Listed entries —
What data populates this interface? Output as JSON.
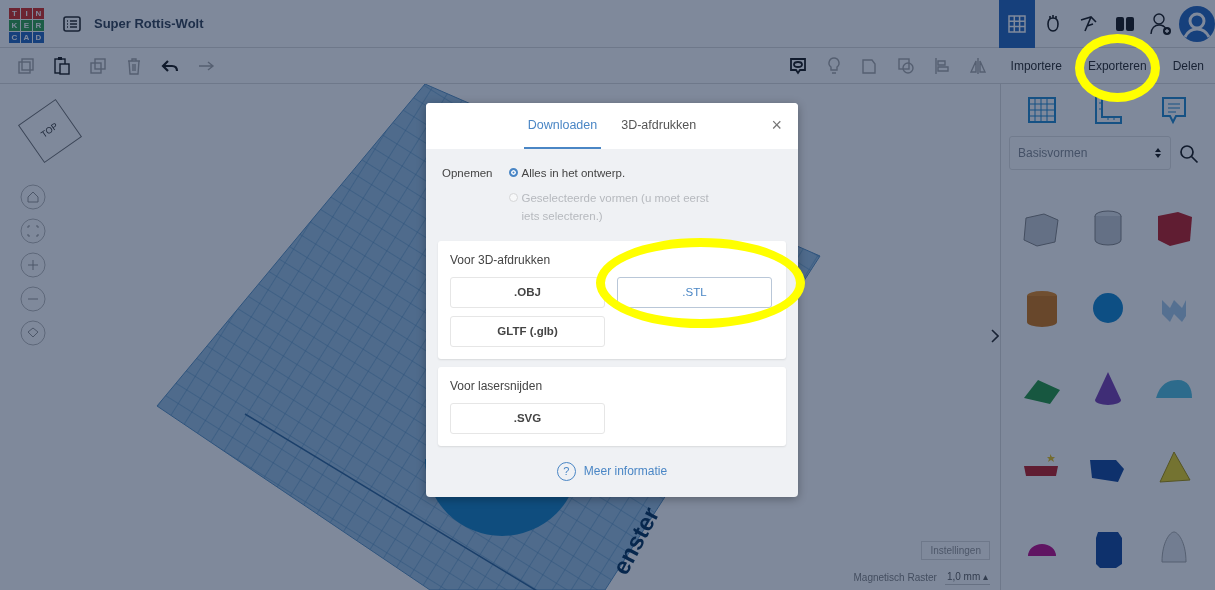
{
  "app": {
    "logo_letters": [
      "T",
      "I",
      "N",
      "K",
      "E",
      "R",
      "C",
      "A",
      "D"
    ],
    "design_title": "Super Rottis-Wolt"
  },
  "views": [
    {
      "selected": true
    },
    {
      "selected": false
    },
    {
      "selected": false
    },
    {
      "selected": false
    }
  ],
  "toolbar_actions": [
    "Importere",
    "Exporteren",
    "Delen"
  ],
  "view_cube": {
    "label": "TOP"
  },
  "workplane": {
    "label": "enster"
  },
  "dialog": {
    "tabs": [
      {
        "label": "Downloaden",
        "selected": true
      },
      {
        "label": "3D-afdrukken",
        "selected": false
      }
    ],
    "close": "×",
    "include_label": "Opnemen",
    "include_options": [
      {
        "label": "Alles in het ontwerp.",
        "selected": true,
        "disabled": false
      },
      {
        "label": "Geselecteerde vormen (u moet eerst iets selecteren.)",
        "selected": false,
        "disabled": true
      }
    ],
    "sections": [
      {
        "title": "Voor 3D-afdrukken",
        "formats": [
          {
            "label": ".OBJ",
            "selected": false
          },
          {
            "label": ".STL",
            "selected": true
          },
          {
            "label": "GLTF (.glb)",
            "selected": false
          }
        ]
      },
      {
        "title": "Voor lasersnijden",
        "formats": [
          {
            "label": ".SVG",
            "selected": false
          }
        ]
      }
    ],
    "help_glyph": "?",
    "more_info": "Meer informatie"
  },
  "shapes_panel": {
    "category": "Basisvormen"
  },
  "settings_button": "Instellingen",
  "snap_grid": {
    "label": "Magnetisch Raster",
    "value": "1,0 mm ▴"
  }
}
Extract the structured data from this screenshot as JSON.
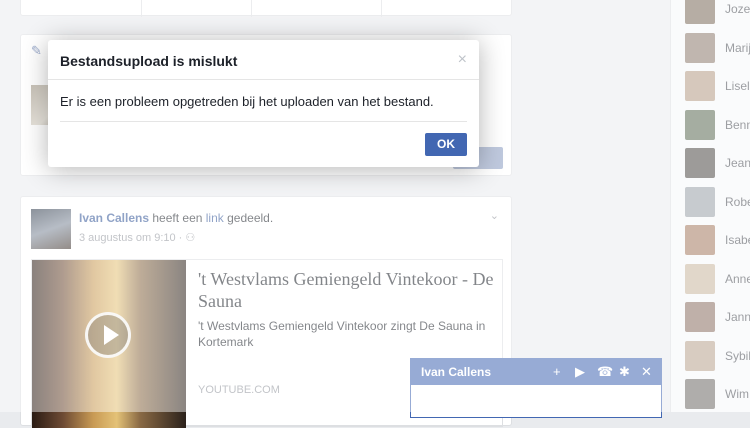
{
  "dialog": {
    "title": "Bestandsupload is mislukt",
    "message": "Er is een probleem opgetreden bij het uploaden van het bestand.",
    "ok_label": "OK",
    "close_glyph": "×"
  },
  "post": {
    "author": "Ivan Callens",
    "verb": "heeft een",
    "link_word": "link",
    "suffix": "gedeeld.",
    "timestamp": "3 augustus om 9:10 ·",
    "share": {
      "title": "'t Westvlams Gemiengeld Vintekoor - De Sauna",
      "description": "'t Westvlams Gemiengeld Vintekoor zingt De Sauna in Kortemark",
      "source": "YOUTUBE.COM"
    }
  },
  "chat": {
    "name": "Ivan Callens",
    "icons": {
      "add": "+",
      "video": "▶",
      "call": "☎",
      "settings": "✱",
      "close": "✕"
    }
  },
  "contacts": [
    {
      "name": "Joze",
      "color": "#7b6a5a"
    },
    {
      "name": "Marij",
      "color": "#8c7b6e"
    },
    {
      "name": "Lisel",
      "color": "#b49b86"
    },
    {
      "name": "Benn",
      "color": "#5c6b55"
    },
    {
      "name": "Jean-",
      "color": "#4e4a46"
    },
    {
      "name": "Robe",
      "color": "#9aa0a8"
    },
    {
      "name": "Isabe",
      "color": "#a47a61"
    },
    {
      "name": "Anne",
      "color": "#c9b79f"
    },
    {
      "name": "Janni",
      "color": "#8a6f63"
    },
    {
      "name": "Sybil",
      "color": "#b8a28f"
    },
    {
      "name": "Wim",
      "color": "#6e6a66"
    }
  ]
}
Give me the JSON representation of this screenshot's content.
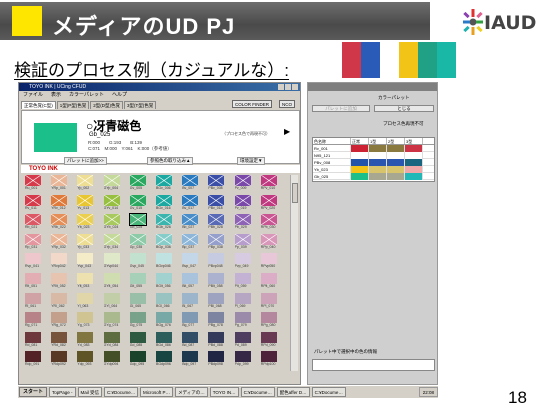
{
  "slide": {
    "title": "メディアのUD PJ",
    "subtitle": "検証のプロセス例（カジュアルな）:",
    "page_number": "18",
    "logo_text": "IAUD",
    "accent_swatches": [
      "#d0384a",
      "#2a5bb8",
      "#ffffff",
      "#f2c417",
      "#20a084",
      "#18b7a6"
    ]
  },
  "app": {
    "title": "TOYO INK | UCing CFUD",
    "menu": [
      "ファイル",
      "表示",
      "カラーパレット",
      "ヘルプ"
    ],
    "tabs": [
      "正常色覚(C型)",
      "1型(P型)色覚",
      "2型(D型)色覚",
      "3型(T型)色覚"
    ],
    "color_finder_label": "COLOR FINDER",
    "nco_label": "NCO",
    "selected": {
      "name": "○冴青磁色",
      "code": "Gb_025",
      "rgb": "R:000　　G:193　　B:139",
      "cmyk": "C:071　M:000　Y:061　K:000（参考値）",
      "note": "（プロセス色で再現不可）",
      "chip_color": "#1bbf8a"
    },
    "buttons": {
      "add_to_palette": "パレットに追加>>",
      "reference_color": "参照色の取り込み▲",
      "environment_settings": "環境設定▼"
    },
    "brand": "TOYO INK",
    "grid_rows": [
      [
        "Ru_001",
        "YRp_001",
        "Yp_002",
        "GYp_004",
        "Gv_005",
        "BGv_006",
        "Bv_007",
        "PBv_008",
        "Pv_009",
        "RPv_010"
      ],
      [
        "Rv_011",
        "YRv_012",
        "Yv_013",
        "GYv_014",
        "Gv_015",
        "BGv_016",
        "Bv_017",
        "PBv_018",
        "Pv_019",
        "RPv_020"
      ],
      [
        "Rb_021",
        "YRb_022",
        "Yb_023",
        "GYb_024",
        "Gb_025",
        "BGb_026",
        "Bb_027",
        "PBb_028",
        "Pb_029",
        "RPb_030"
      ],
      [
        "Rp_031",
        "YRp_032",
        "Yp_033",
        "GYp_034",
        "Gp_035",
        "BGp_036",
        "Bp_037",
        "PBp_038",
        "Pp_039",
        "RPp_040"
      ],
      [
        "Rvp_041",
        "YRvp042",
        "Yvp_043",
        "GYvp044",
        "Gvp_045",
        "BGvp046",
        "Bvp_047",
        "PBvp048",
        "Pvp_049",
        "RPvp050"
      ],
      [
        "Rlt_051",
        "YRlt_052",
        "Ylt_053",
        "GYlt_054",
        "Glt_055",
        "BGlt_056",
        "Blt_057",
        "PBlt_058",
        "Plt_059",
        "RPlt_060"
      ],
      [
        "Rl_061",
        "YRl_062",
        "Yl_063",
        "GYl_064",
        "Gl_065",
        "BGl_066",
        "Bl_067",
        "PBl_068",
        "Pl_069",
        "RPl_070"
      ],
      [
        "Rg_071",
        "YRg_072",
        "Yg_073",
        "GYg_074",
        "Gg_075",
        "BGg_076",
        "Bg_077",
        "PBg_078",
        "Pg_079",
        "RPg_080"
      ],
      [
        "Rd_081",
        "YRd_082",
        "Yd_083",
        "GYd_084",
        "Gd_085",
        "BGd_086",
        "Bd_087",
        "PBd_088",
        "Pd_089",
        "RPd_090"
      ],
      [
        "Rdp_091",
        "YRdp092",
        "Ydp_093",
        "GYdp094",
        "Gdp_095",
        "BGdp096",
        "Bdp_097",
        "PBdp098",
        "Pdp_099",
        "RPdp100"
      ]
    ]
  },
  "side_panel": {
    "title": "カラーパレット",
    "btn_palette_add": "パレットに追加",
    "btn_close": "とじる",
    "process_label": "プロセス色再現不可",
    "list_headers": [
      "色名称",
      "正常",
      "1型",
      "2型",
      "3型"
    ],
    "list_rows": [
      {
        "name": "Rv_001",
        "swatches": [
          "#cc2233",
          "#8a7a40",
          "#8a7a40",
          "#cc3344"
        ]
      },
      {
        "name": "N95_121",
        "swatches": [
          "#ffffff",
          "#ffffff",
          "#ffffff",
          "#ffffff"
        ]
      },
      {
        "name": "PBv_008",
        "swatches": [
          "#2255aa",
          "#2a56b0",
          "#2a56b0",
          "#1a6680"
        ]
      },
      {
        "name": "Yb_023",
        "swatches": [
          "#f2c417",
          "#d8c46a",
          "#d8c46a",
          "#f0a8a8"
        ]
      },
      {
        "name": "Gb_025",
        "swatches": [
          "#1bbf8a",
          "#a8a890",
          "#a8a890",
          "#22b8b8"
        ]
      }
    ],
    "comment_label": "パレット中で選択中の色の情報"
  },
  "taskbar": {
    "start": "スタート",
    "items": [
      "TopPage -",
      "Mail 受信",
      "C:¥Docume…",
      "Microsoft P…",
      "メディアの…",
      "TOYO IN…",
      "C:¥Docume…",
      "配色affer D…",
      "C:¥Docume…"
    ],
    "clock": "22:08"
  }
}
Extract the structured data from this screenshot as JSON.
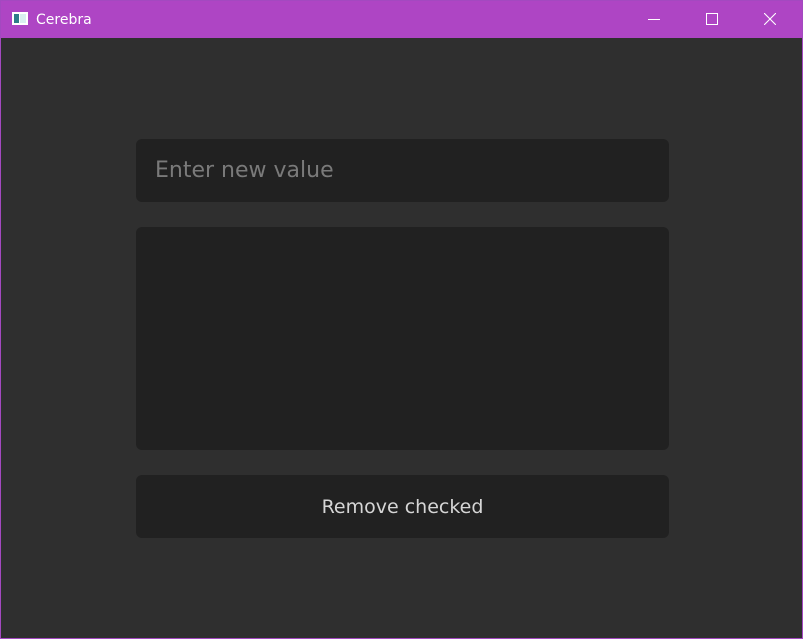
{
  "window": {
    "title": "Cerebra",
    "icon": "app-window-icon",
    "controls": {
      "minimize_icon": "minimize-icon",
      "maximize_icon": "maximize-icon",
      "close_icon": "close-icon"
    },
    "accent_color": "#ae45c4"
  },
  "main": {
    "input": {
      "value": "",
      "placeholder": "Enter new value"
    },
    "list": {
      "items": []
    },
    "remove_button": {
      "label": "Remove checked"
    }
  }
}
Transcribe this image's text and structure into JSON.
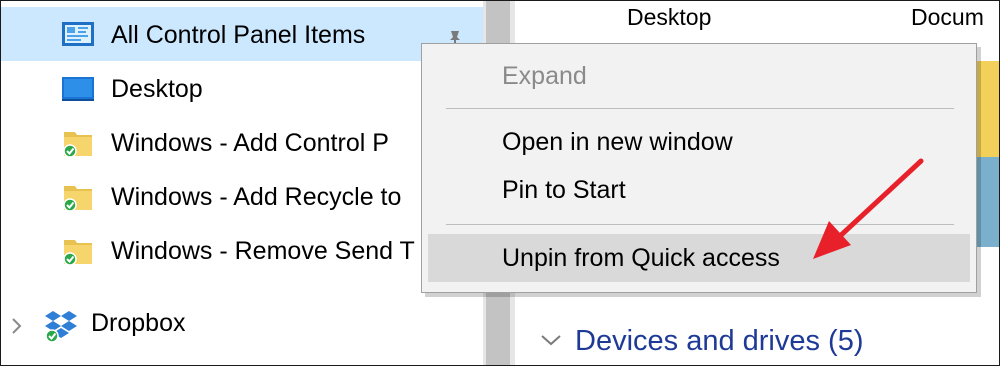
{
  "nav": {
    "items": [
      {
        "label": "All Control Panel Items",
        "icon": "control-panel-icon",
        "selected": true,
        "pinned": true
      },
      {
        "label": "Desktop",
        "icon": "desktop-icon"
      },
      {
        "label": "Windows - Add Control P",
        "icon": "folder-synced-icon"
      },
      {
        "label": "Windows - Add Recycle to",
        "icon": "folder-synced-icon"
      },
      {
        "label": "Windows - Remove Send T",
        "icon": "folder-synced-icon"
      }
    ],
    "dropbox": {
      "label": "Dropbox",
      "icon": "dropbox-icon"
    }
  },
  "content": {
    "folders": [
      {
        "label": "Desktop"
      },
      {
        "label": "Docum"
      }
    ],
    "section": {
      "label": "Devices and drives (5)"
    }
  },
  "context_menu": {
    "items": [
      {
        "label": "Expand",
        "disabled": true
      },
      {
        "label": "Open in new window"
      },
      {
        "label": "Pin to Start"
      },
      {
        "label": "Unpin from Quick access",
        "highlighted": true
      }
    ]
  },
  "colors": {
    "selection": "#cce8ff",
    "section_header": "#1e3a96",
    "annotation_arrow": "#e8202a"
  }
}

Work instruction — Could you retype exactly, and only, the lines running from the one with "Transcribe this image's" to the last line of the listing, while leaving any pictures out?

Solution to this exercise —
Transcribe this image's text and structure into JSON.
{
  "nav": {
    "items": [
      {
        "label": "All Control Panel Items",
        "icon": "control-panel-icon",
        "selected": true,
        "pinned": true
      },
      {
        "label": "Desktop",
        "icon": "desktop-icon"
      },
      {
        "label": "Windows - Add Control P",
        "icon": "folder-synced-icon"
      },
      {
        "label": "Windows - Add Recycle to",
        "icon": "folder-synced-icon"
      },
      {
        "label": "Windows - Remove Send T",
        "icon": "folder-synced-icon"
      }
    ],
    "dropbox": {
      "label": "Dropbox",
      "icon": "dropbox-icon"
    }
  },
  "content": {
    "folders": [
      {
        "label": "Desktop"
      },
      {
        "label": "Docum"
      }
    ],
    "section": {
      "label": "Devices and drives (5)"
    }
  },
  "context_menu": {
    "items": [
      {
        "label": "Expand",
        "disabled": true
      },
      {
        "label": "Open in new window"
      },
      {
        "label": "Pin to Start"
      },
      {
        "label": "Unpin from Quick access",
        "highlighted": true
      }
    ]
  },
  "colors": {
    "selection": "#cce8ff",
    "section_header": "#1e3a96",
    "annotation_arrow": "#e8202a"
  }
}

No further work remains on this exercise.